(Stored data)
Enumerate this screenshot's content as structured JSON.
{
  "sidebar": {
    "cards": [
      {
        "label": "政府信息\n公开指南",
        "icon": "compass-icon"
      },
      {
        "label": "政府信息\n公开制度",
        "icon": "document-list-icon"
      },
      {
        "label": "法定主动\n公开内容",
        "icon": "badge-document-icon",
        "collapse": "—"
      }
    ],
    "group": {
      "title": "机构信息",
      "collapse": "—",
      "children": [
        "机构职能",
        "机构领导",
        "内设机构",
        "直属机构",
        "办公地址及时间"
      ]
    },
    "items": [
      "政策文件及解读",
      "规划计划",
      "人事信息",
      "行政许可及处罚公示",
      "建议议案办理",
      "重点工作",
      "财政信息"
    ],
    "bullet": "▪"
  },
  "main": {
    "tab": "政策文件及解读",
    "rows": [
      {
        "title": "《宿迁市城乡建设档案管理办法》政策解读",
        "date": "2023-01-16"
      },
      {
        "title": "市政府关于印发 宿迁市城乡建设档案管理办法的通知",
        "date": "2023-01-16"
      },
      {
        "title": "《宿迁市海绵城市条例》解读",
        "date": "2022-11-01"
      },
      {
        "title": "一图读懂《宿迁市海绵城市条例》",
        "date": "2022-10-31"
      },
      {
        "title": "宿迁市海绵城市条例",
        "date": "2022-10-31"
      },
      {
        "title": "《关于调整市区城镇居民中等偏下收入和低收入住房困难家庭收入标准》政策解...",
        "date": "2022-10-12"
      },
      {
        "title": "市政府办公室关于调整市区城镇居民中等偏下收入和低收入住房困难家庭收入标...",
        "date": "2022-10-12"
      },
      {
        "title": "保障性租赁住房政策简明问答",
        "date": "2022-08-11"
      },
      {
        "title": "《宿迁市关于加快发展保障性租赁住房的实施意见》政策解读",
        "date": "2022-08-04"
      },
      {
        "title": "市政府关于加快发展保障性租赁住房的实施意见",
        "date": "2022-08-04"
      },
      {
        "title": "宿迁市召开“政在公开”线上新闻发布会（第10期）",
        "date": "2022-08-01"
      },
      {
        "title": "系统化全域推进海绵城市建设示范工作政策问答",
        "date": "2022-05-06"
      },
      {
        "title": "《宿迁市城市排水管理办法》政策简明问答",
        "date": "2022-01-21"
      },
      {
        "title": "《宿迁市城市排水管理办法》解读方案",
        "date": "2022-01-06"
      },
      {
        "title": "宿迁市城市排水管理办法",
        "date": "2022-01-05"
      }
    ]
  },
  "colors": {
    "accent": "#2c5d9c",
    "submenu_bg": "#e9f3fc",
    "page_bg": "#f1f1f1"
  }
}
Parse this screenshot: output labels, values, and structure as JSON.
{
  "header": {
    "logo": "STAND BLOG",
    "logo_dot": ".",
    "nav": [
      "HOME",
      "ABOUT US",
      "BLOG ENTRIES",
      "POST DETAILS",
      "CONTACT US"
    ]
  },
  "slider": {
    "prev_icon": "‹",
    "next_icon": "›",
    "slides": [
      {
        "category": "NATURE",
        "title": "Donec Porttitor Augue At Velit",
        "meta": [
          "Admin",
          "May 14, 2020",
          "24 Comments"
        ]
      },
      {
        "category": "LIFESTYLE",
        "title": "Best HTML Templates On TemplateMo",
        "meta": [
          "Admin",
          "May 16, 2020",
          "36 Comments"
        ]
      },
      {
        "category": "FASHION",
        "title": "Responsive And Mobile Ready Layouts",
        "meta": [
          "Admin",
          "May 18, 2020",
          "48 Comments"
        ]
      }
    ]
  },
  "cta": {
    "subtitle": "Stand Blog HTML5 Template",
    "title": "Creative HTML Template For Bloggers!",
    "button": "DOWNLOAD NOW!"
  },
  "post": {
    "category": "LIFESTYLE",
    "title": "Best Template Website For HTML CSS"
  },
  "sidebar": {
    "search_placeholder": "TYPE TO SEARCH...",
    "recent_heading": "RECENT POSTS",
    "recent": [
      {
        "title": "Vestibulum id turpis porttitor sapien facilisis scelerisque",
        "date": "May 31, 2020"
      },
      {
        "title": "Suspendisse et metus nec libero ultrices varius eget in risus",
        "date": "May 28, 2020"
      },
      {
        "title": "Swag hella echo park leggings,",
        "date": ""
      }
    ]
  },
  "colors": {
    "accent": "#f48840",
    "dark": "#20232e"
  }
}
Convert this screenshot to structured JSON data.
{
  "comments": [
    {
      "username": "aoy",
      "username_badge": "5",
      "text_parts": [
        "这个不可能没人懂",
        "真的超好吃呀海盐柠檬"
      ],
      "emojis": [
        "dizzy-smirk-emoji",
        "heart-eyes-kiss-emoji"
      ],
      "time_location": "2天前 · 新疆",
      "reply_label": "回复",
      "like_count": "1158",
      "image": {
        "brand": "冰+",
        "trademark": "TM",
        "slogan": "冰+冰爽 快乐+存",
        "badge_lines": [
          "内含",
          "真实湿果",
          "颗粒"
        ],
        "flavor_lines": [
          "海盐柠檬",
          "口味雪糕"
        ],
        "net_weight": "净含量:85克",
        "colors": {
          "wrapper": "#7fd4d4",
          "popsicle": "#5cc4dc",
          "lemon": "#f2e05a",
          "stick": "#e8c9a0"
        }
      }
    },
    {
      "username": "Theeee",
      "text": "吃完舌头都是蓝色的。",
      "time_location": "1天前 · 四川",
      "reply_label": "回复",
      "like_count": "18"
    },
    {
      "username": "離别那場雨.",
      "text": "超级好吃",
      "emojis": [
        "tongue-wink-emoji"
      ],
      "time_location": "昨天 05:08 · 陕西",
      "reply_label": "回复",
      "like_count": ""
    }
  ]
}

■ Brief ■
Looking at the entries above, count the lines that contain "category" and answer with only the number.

■ Result of the task ■
4